When it comes to estate planning, it's important to understand the differences between wills and trusts. Trusts are frequently used in estate planning and are rarely questioned, partly because their details are not public. On the other hand, wills are well established and can specify the beneficiaries of any property or debt that is not in the trust. Living trusts created during the life of the grantor facilitate the transfer of assets to heirs without the cost or publicity of probate.
Trust transfers are usually faster and more efficient than will transfers. A living trust is more expensive to establish than a typical will because it must be actively managed after it is created. A will basically divides the assets, while a trust can order its trustee to make funds available to children or grandchildren only for college. Age-based allocations can specify distributions at periodic intervals, for example, 10% when they turn 25, 25% when they reach age 30, or as you wish.
For those concerned that they may be affected by wealth tax at some point, an irrevocable trust might make sense, as it removes assets from your estate in an effort to reduce your future tax burden. Since living trusts are effective once signed and funded, and can be updated over the life of the grantor, while wills only come into effect after death and are formed at a certain time, living trusts are usually prioritized because of their permanent nature. Designating your beneficiaries in a living will or trust could be the final gift your heirs cherish most. Making your trust in life will be easier if you think about it carefully and gather the necessary information before you sit down to do it. Irrevocable trusts established to disburse all or part of an estate for philanthropic purposes and to benefit from certain tax treatment. When it comes to deciding which estate planning tool works best for you, understanding the differences between wills and trusts can help you make a clearer decision.

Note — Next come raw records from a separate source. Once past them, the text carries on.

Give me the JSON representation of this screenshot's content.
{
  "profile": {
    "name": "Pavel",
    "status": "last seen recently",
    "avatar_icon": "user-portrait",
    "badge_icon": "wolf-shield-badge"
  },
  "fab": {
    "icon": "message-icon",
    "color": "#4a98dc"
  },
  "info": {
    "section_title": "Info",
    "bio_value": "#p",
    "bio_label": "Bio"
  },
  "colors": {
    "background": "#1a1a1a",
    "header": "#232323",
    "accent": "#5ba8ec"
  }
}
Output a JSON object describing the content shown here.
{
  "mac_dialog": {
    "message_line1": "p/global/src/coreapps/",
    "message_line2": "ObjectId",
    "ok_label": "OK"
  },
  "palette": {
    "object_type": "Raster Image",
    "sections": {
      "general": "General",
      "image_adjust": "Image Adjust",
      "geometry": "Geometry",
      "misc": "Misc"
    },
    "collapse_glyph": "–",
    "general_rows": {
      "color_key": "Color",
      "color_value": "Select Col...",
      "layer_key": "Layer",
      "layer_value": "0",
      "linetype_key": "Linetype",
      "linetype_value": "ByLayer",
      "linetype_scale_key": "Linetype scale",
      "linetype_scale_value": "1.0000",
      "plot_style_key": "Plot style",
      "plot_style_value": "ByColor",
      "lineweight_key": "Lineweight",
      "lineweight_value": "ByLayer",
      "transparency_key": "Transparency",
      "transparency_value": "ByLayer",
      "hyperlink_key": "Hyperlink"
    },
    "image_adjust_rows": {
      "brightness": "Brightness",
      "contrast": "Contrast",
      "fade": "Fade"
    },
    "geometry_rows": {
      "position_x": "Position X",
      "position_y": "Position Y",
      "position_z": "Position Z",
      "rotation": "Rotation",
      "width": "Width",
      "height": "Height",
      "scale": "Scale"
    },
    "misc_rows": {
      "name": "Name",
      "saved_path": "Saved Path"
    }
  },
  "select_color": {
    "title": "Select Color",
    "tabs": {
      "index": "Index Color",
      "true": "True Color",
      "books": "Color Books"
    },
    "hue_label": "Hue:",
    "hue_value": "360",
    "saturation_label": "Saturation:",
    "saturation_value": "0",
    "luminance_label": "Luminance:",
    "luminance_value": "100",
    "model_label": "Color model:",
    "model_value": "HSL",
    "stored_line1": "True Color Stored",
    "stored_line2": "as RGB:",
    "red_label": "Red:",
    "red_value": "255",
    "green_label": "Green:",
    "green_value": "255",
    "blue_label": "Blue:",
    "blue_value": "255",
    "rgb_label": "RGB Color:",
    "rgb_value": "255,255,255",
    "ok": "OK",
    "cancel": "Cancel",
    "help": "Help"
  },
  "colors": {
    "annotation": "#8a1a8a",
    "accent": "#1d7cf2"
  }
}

However, having both a will and a trust is a powerful way to show your love for your family and save them time and money. Financial firms require a high level of substantiation before accepting instructions from the successor trustee. Worse, powers granted in a will do not take effect until the probate court allows it and formally appoints the executor or personal representative. It's good to know that using a trust can help keep family assets after your child's divorce. Some lenders only review the living trust agreement, while others may have the grantor remove the trust property during the refinancing process. By drafting a living trust, appointing beneficiaries and holding property together, you may be able to avoid probate probate. When it comes to estate planning, understanding the differences between wills and trusts is essential in order to make an informed decision about which tool works best for you.
Having both a will and a trust is a powerful way to show your love for your family and save them time and money.